▸ **Your assignment**
Please reproduce the entries exactly, skipping each picture.
═════ Entries provided
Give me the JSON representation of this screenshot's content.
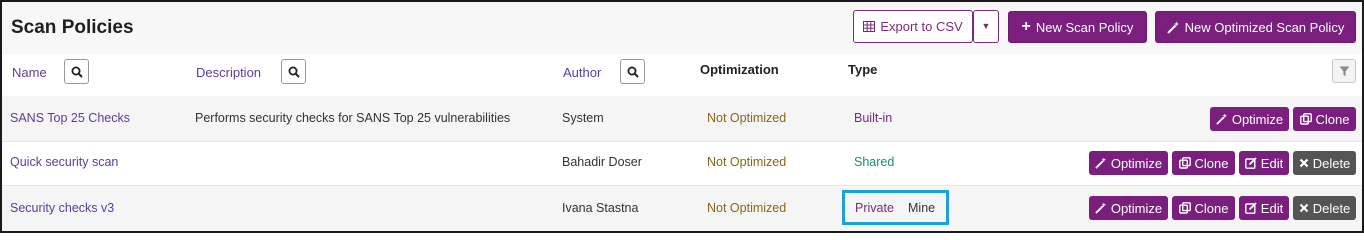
{
  "header": {
    "title": "Scan Policies",
    "export_label": "Export to CSV",
    "new_scan_policy_label": "New Scan Policy",
    "new_optimized_label": "New Optimized Scan Policy"
  },
  "columns": {
    "name": "Name",
    "description": "Description",
    "author": "Author",
    "optimization": "Optimization",
    "type": "Type"
  },
  "rows": [
    {
      "name": "SANS Top 25 Checks",
      "description": "Performs security checks for SANS Top 25 vulnerabilities",
      "author": "System",
      "optimization": "Not Optimized",
      "type": "Built-in",
      "type_extra": "",
      "actions": [
        "Optimize",
        "Clone"
      ]
    },
    {
      "name": "Quick security scan",
      "description": "",
      "author": "Bahadir Doser",
      "optimization": "Not Optimized",
      "type": "Shared",
      "type_extra": "",
      "actions": [
        "Optimize",
        "Clone",
        "Edit",
        "Delete"
      ]
    },
    {
      "name": "Security checks v3",
      "description": "",
      "author": "Ivana Stastna",
      "optimization": "Not Optimized",
      "type": "Private",
      "type_extra": "Mine",
      "actions": [
        "Optimize",
        "Clone",
        "Edit",
        "Delete"
      ]
    }
  ],
  "colors": {
    "accent_purple": "#7a1f7d",
    "delete_gray": "#545454",
    "highlight_blue": "#17a5d6"
  },
  "icons": {
    "export": "table-icon",
    "dropdown": "caret-down-icon",
    "new_policy": "plus-icon",
    "new_optimized": "magic-wand-icon",
    "column_search": "search-icon",
    "filter": "filter-icon",
    "optimize": "magic-wand-icon",
    "clone": "clone-icon",
    "edit": "edit-icon",
    "delete": "times-icon"
  }
}
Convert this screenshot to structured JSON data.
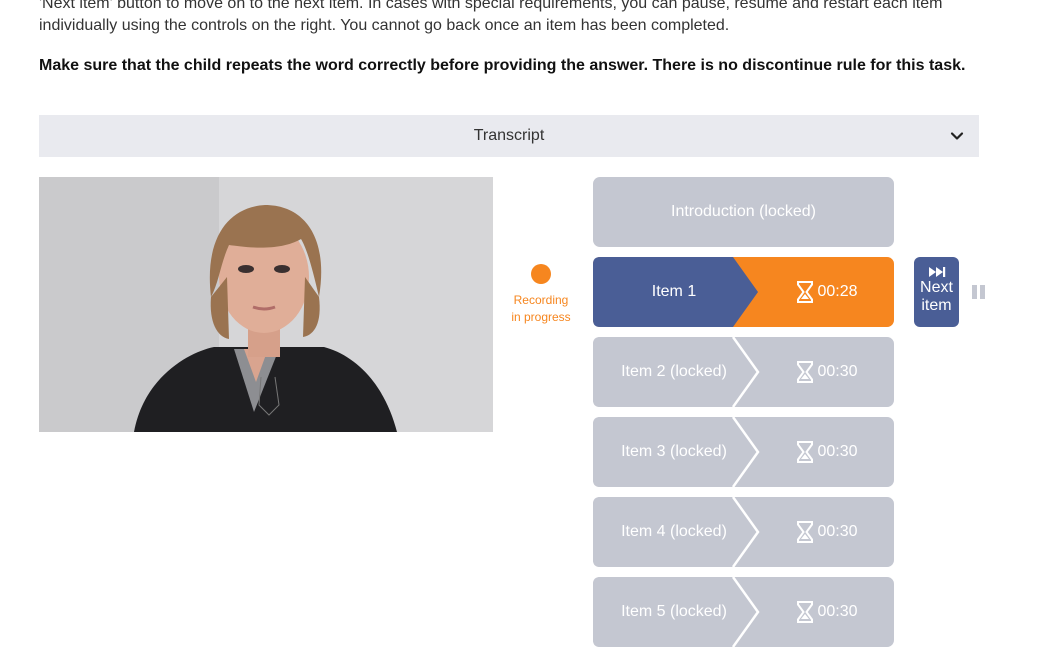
{
  "instructions": {
    "intro": "'Next item' button to move on to the next item. In cases with special requirements, you can pause, resume and restart each item individually using the controls on the right. You cannot go back once an item has been completed.",
    "rule": "Make sure that the child repeats the word correctly before providing the answer. There is no discontinue rule for this task."
  },
  "transcript": {
    "label": "Transcript",
    "icon": "chevron-down-icon"
  },
  "recording": {
    "line1": "Recording",
    "line2": "in progress",
    "color": "#f6861f"
  },
  "introduction": {
    "label": "Introduction  (locked)"
  },
  "items": [
    {
      "label": "Item 1",
      "timer": "00:28",
      "state": "active"
    },
    {
      "label": "Item 2 (locked)",
      "timer": "00:30",
      "state": "locked"
    },
    {
      "label": "Item 3 (locked)",
      "timer": "00:30",
      "state": "locked"
    },
    {
      "label": "Item 4 (locked)",
      "timer": "00:30",
      "state": "locked"
    },
    {
      "label": "Item 5 (locked)",
      "timer": "00:30",
      "state": "locked"
    }
  ],
  "controls": {
    "next_line1": "Next",
    "next_line2": "item",
    "next_icon": "skip-forward-icon",
    "pause_icon": "pause-icon"
  },
  "colors": {
    "active_label": "#4a5e96",
    "active_timer": "#f6861f",
    "locked": "#c4c7d1",
    "transcript_bg": "#e9eaef"
  }
}
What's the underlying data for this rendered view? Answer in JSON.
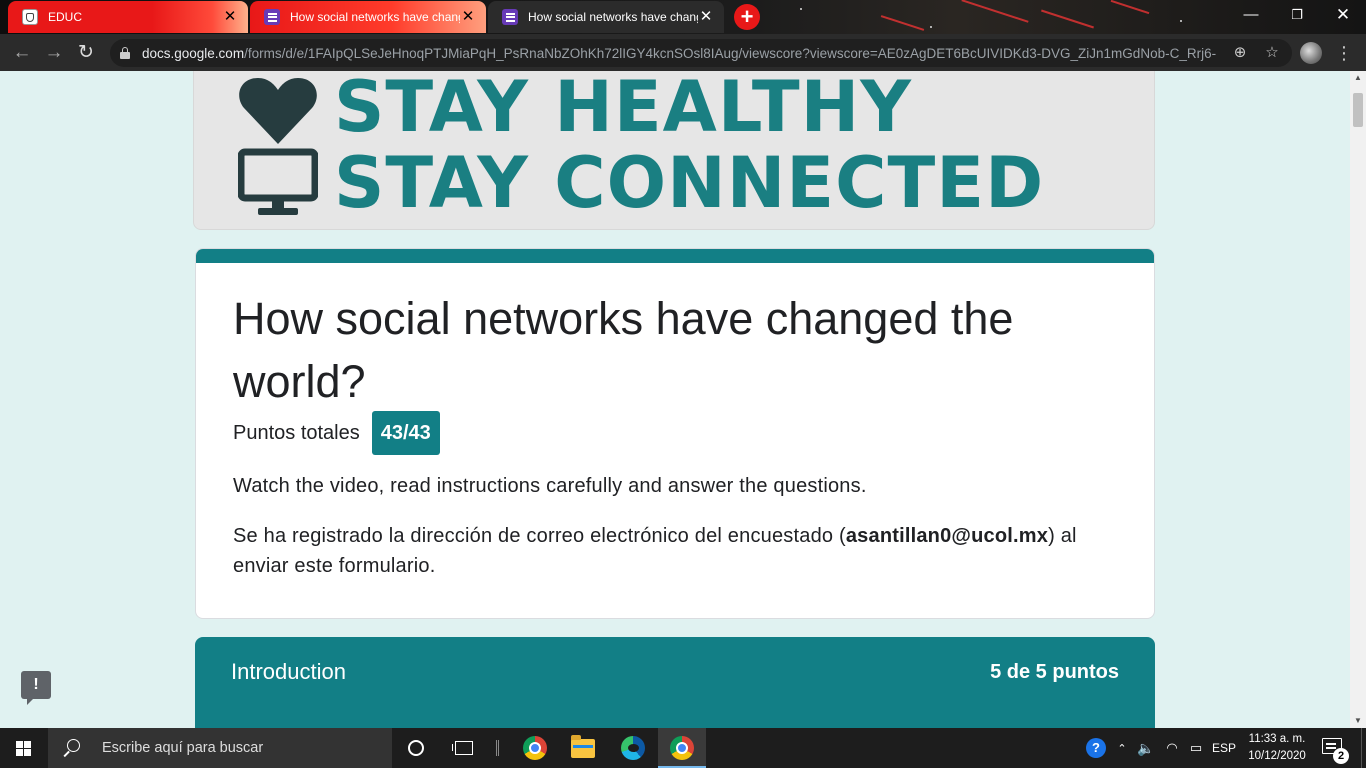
{
  "browser": {
    "tabs": [
      {
        "title": "EDUC",
        "favicon": "educ-crest-icon"
      },
      {
        "title": "How social networks have changed",
        "favicon": "google-forms-icon"
      },
      {
        "title": "How social networks have changed",
        "favicon": "google-forms-icon"
      }
    ],
    "active_tab_index": 2,
    "new_tab_label": "+",
    "url_host": "docs.google.com",
    "url_path": "/forms/d/e/1FAIpQLSeJeHnoqPTJMiaPqH_PsRnaNbZOhKh72lIGY4kcnSOsl8IAug/viewscore?viewscore=AE0zAgDET6BcUIVIDKd3-DVG_ZiJn1mGdNob-C_Rrj6-"
  },
  "banner": {
    "line1": "STAY HEALTHY",
    "line2": "STAY CONNECTED",
    "text_color": "#1a7f82"
  },
  "form": {
    "title": "How social networks have changed the world?",
    "score_label": "Puntos totales",
    "score_value": "43/43",
    "description": "Watch the video, read instructions carefully and answer the questions.",
    "email_note_before": "Se ha registrado la dirección de correo electrónico del encuestado (",
    "email": "asantillan0@ucol.mx",
    "email_note_after": ") al enviar este formulario.",
    "accent_color": "#127f86"
  },
  "section": {
    "title": "Introduction",
    "points": "5 de 5 puntos"
  },
  "feedback_label": "!",
  "taskbar": {
    "search_placeholder": "Escribe aquí para buscar",
    "apps": [
      "chrome-icon",
      "file-explorer-icon",
      "edge-icon",
      "chrome-profile-icon"
    ],
    "language": "ESP",
    "time": "11:33 a. m.",
    "date": "10/12/2020",
    "notification_count": "2"
  }
}
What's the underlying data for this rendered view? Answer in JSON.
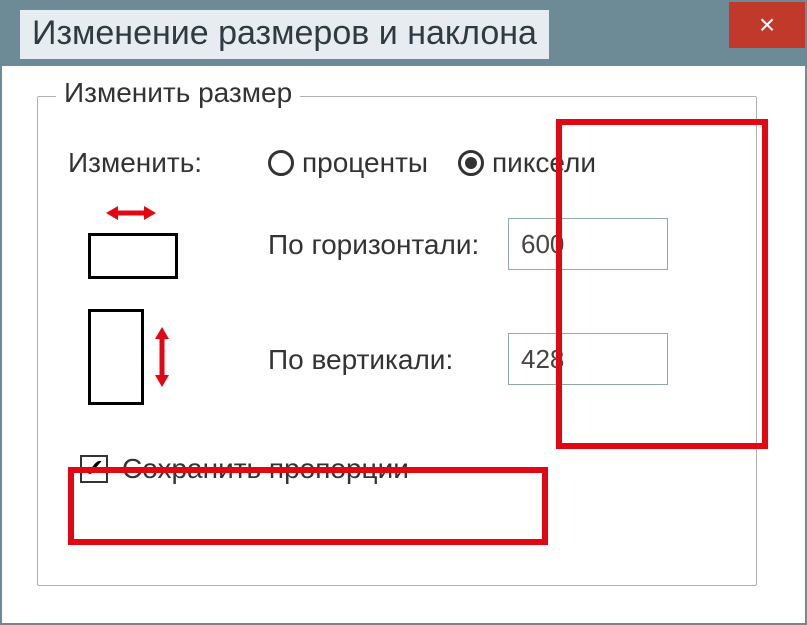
{
  "window": {
    "title": "Изменение размеров и наклона",
    "close": "×"
  },
  "group": {
    "legend": "Изменить размер",
    "change_label": "Изменить:",
    "radio_percent": "проценты",
    "radio_pixels": "пиксели",
    "horiz_label": "По горизонтали:",
    "vert_label": "По вертикали:",
    "horiz_value": "600",
    "vert_value": "428",
    "keep_ratio_label": "Сохранить пропорции",
    "keep_ratio_check": "✔"
  }
}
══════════
▸ **Response to the exercise**
Give me the JSON representation of this screenshot's content.
{
  "header": {
    "title": "Scan Policies",
    "export_label": "Export to CSV",
    "new_scan_policy_label": "New Scan Policy",
    "new_optimized_label": "New Optimized Scan Policy"
  },
  "columns": {
    "name": "Name",
    "description": "Description",
    "author": "Author",
    "optimization": "Optimization",
    "type": "Type"
  },
  "rows": [
    {
      "name": "SANS Top 25 Checks",
      "description": "Performs security checks for SANS Top 25 vulnerabilities",
      "author": "System",
      "optimization": "Not Optimized",
      "type": "Built-in",
      "type_extra": "",
      "actions": [
        "Optimize",
        "Clone"
      ]
    },
    {
      "name": "Quick security scan",
      "description": "",
      "author": "Bahadir Doser",
      "optimization": "Not Optimized",
      "type": "Shared",
      "type_extra": "",
      "actions": [
        "Optimize",
        "Clone",
        "Edit",
        "Delete"
      ]
    },
    {
      "name": "Security checks v3",
      "description": "",
      "author": "Ivana Stastna",
      "optimization": "Not Optimized",
      "type": "Private",
      "type_extra": "Mine",
      "actions": [
        "Optimize",
        "Clone",
        "Edit",
        "Delete"
      ]
    }
  ],
  "colors": {
    "accent_purple": "#7a1f7d",
    "delete_gray": "#545454",
    "highlight_blue": "#17a5d6"
  },
  "icons": {
    "export": "table-icon",
    "dropdown": "caret-down-icon",
    "new_policy": "plus-icon",
    "new_optimized": "magic-wand-icon",
    "column_search": "search-icon",
    "filter": "filter-icon",
    "optimize": "magic-wand-icon",
    "clone": "clone-icon",
    "edit": "edit-icon",
    "delete": "times-icon"
  }
}
Convert this screenshot to structured JSON data.
{
  "instructions": {
    "intro": "'Next item' button to move on to the next item. In cases with special requirements, you can pause, resume and restart each item individually using the controls on the right. You cannot go back once an item has been completed.",
    "rule": "Make sure that the child repeats the word correctly before providing the answer. There is no discontinue rule for this task."
  },
  "transcript": {
    "label": "Transcript",
    "icon": "chevron-down-icon"
  },
  "recording": {
    "line1": "Recording",
    "line2": "in progress",
    "color": "#f6861f"
  },
  "introduction": {
    "label": "Introduction  (locked)"
  },
  "items": [
    {
      "label": "Item 1",
      "timer": "00:28",
      "state": "active"
    },
    {
      "label": "Item 2 (locked)",
      "timer": "00:30",
      "state": "locked"
    },
    {
      "label": "Item 3 (locked)",
      "timer": "00:30",
      "state": "locked"
    },
    {
      "label": "Item 4 (locked)",
      "timer": "00:30",
      "state": "locked"
    },
    {
      "label": "Item 5 (locked)",
      "timer": "00:30",
      "state": "locked"
    }
  ],
  "controls": {
    "next_line1": "Next",
    "next_line2": "item",
    "next_icon": "skip-forward-icon",
    "pause_icon": "pause-icon"
  },
  "colors": {
    "active_label": "#4a5e96",
    "active_timer": "#f6861f",
    "locked": "#c4c7d1",
    "transcript_bg": "#e9eaef"
  }
}
What's the underlying data for this rendered view? Answer in JSON.
{
  "browser": {
    "tabs": [
      {
        "title": "EDUC",
        "favicon": "educ-crest-icon"
      },
      {
        "title": "How social networks have changed",
        "favicon": "google-forms-icon"
      },
      {
        "title": "How social networks have changed",
        "favicon": "google-forms-icon"
      }
    ],
    "active_tab_index": 2,
    "new_tab_label": "+",
    "url_host": "docs.google.com",
    "url_path": "/forms/d/e/1FAIpQLSeJeHnoqPTJMiaPqH_PsRnaNbZOhKh72lIGY4kcnSOsl8IAug/viewscore?viewscore=AE0zAgDET6BcUIVIDKd3-DVG_ZiJn1mGdNob-C_Rrj6-"
  },
  "banner": {
    "line1": "STAY HEALTHY",
    "line2": "STAY CONNECTED",
    "text_color": "#1a7f82"
  },
  "form": {
    "title": "How social networks have changed the world?",
    "score_label": "Puntos totales",
    "score_value": "43/43",
    "description": "Watch the video, read instructions carefully and answer the questions.",
    "email_note_before": "Se ha registrado la dirección de correo electrónico del encuestado (",
    "email": "asantillan0@ucol.mx",
    "email_note_after": ") al enviar este formulario.",
    "accent_color": "#127f86"
  },
  "section": {
    "title": "Introduction",
    "points": "5 de 5 puntos"
  },
  "feedback_label": "!",
  "taskbar": {
    "search_placeholder": "Escribe aquí para buscar",
    "apps": [
      "chrome-icon",
      "file-explorer-icon",
      "edge-icon",
      "chrome-profile-icon"
    ],
    "language": "ESP",
    "time": "11:33 a. m.",
    "date": "10/12/2020",
    "notification_count": "2"
  }
}
What's the underlying data for this rendered view? Answer in JSON.
{
  "window": {
    "title": "Изменение размеров и наклона",
    "close": "×"
  },
  "group": {
    "legend": "Изменить размер",
    "change_label": "Изменить:",
    "radio_percent": "проценты",
    "radio_pixels": "пиксели",
    "horiz_label": "По горизонтали:",
    "vert_label": "По вертикали:",
    "horiz_value": "600",
    "vert_value": "428",
    "keep_ratio_label": "Сохранить пропорции",
    "keep_ratio_check": "✔"
  }
}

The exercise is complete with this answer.